Your task.
Count every line below containing "image"; state the number only.

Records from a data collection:
-*-*-
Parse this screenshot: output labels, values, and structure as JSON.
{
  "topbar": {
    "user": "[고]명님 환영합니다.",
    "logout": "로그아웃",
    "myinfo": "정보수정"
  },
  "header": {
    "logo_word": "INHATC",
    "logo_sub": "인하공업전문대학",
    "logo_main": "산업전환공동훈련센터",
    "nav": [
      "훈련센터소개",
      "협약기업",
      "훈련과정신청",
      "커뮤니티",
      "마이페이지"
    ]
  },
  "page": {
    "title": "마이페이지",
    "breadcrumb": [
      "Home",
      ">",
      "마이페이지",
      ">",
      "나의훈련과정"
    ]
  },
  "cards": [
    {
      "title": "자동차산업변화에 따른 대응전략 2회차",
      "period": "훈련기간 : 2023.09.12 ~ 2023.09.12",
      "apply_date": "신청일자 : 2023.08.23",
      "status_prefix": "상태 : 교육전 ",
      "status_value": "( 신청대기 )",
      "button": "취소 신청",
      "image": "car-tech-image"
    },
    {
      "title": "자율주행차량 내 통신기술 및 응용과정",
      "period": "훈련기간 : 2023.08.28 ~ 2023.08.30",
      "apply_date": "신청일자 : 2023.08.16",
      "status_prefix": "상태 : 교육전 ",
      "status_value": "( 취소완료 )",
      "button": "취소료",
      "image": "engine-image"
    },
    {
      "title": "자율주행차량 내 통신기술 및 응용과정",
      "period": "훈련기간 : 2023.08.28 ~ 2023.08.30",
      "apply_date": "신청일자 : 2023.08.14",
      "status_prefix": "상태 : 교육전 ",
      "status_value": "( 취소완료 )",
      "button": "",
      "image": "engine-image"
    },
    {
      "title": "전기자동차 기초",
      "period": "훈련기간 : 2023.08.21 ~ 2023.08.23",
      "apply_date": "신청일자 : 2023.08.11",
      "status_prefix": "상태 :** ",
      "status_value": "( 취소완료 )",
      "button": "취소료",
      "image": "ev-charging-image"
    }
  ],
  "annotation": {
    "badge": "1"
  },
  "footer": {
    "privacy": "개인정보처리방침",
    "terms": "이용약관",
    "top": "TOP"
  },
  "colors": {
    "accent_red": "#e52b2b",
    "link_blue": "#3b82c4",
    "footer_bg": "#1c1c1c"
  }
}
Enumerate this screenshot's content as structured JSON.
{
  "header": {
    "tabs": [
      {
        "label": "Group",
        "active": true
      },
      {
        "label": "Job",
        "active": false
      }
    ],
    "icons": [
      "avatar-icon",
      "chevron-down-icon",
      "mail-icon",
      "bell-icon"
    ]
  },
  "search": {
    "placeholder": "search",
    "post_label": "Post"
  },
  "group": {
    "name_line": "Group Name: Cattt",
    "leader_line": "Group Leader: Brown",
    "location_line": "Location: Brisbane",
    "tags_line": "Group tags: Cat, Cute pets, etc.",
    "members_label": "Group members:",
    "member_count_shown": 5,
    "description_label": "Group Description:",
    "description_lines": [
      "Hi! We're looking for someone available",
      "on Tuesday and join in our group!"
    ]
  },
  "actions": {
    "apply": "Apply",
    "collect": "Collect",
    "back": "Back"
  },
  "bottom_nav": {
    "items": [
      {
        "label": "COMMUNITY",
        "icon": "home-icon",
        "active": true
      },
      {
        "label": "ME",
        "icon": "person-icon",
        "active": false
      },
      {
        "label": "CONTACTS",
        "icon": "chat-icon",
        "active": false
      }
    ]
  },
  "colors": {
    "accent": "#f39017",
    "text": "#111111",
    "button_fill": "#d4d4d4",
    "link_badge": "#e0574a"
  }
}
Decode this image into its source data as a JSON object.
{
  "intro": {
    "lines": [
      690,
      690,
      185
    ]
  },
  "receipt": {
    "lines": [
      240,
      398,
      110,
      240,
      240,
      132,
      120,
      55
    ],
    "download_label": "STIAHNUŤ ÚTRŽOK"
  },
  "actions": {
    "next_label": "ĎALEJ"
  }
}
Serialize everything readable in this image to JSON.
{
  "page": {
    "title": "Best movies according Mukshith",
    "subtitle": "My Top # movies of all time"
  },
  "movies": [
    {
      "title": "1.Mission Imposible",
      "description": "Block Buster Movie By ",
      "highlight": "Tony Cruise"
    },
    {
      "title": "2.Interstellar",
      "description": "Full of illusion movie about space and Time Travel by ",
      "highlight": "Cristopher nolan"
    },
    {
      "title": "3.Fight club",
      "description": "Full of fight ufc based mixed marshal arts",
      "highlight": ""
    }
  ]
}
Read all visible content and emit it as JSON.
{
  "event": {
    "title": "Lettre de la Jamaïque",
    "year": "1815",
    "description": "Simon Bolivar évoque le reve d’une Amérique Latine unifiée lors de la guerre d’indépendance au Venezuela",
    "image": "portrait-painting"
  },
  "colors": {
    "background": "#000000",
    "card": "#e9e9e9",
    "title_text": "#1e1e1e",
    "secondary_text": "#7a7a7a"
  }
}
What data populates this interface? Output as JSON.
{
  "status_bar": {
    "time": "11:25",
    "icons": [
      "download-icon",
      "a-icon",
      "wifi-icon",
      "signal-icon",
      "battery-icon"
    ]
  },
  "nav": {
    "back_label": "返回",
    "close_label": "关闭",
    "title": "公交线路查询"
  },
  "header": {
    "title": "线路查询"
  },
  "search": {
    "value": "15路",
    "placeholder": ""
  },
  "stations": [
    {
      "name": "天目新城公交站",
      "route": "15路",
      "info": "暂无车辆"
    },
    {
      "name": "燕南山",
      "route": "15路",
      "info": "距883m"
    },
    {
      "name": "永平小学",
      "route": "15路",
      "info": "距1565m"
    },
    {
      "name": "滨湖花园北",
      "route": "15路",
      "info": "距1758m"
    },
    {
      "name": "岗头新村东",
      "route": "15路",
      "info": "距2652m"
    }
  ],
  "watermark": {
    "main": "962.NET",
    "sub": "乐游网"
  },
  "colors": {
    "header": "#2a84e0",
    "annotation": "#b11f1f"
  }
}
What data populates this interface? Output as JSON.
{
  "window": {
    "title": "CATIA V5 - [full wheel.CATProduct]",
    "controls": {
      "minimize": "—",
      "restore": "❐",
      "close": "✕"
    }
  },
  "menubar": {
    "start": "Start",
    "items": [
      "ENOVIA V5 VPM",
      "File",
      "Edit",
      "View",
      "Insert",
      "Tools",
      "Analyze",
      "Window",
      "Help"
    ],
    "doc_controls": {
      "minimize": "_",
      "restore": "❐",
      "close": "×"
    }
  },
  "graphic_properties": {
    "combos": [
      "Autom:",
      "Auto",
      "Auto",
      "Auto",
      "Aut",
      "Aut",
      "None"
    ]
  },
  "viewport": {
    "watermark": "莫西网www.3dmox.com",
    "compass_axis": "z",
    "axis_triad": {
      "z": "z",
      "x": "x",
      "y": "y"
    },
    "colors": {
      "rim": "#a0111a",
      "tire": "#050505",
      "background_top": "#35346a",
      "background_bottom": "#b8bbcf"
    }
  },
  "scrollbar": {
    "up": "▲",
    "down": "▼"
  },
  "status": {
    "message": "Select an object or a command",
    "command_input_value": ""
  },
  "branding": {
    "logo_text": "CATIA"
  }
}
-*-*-
Solution to this exercise.
7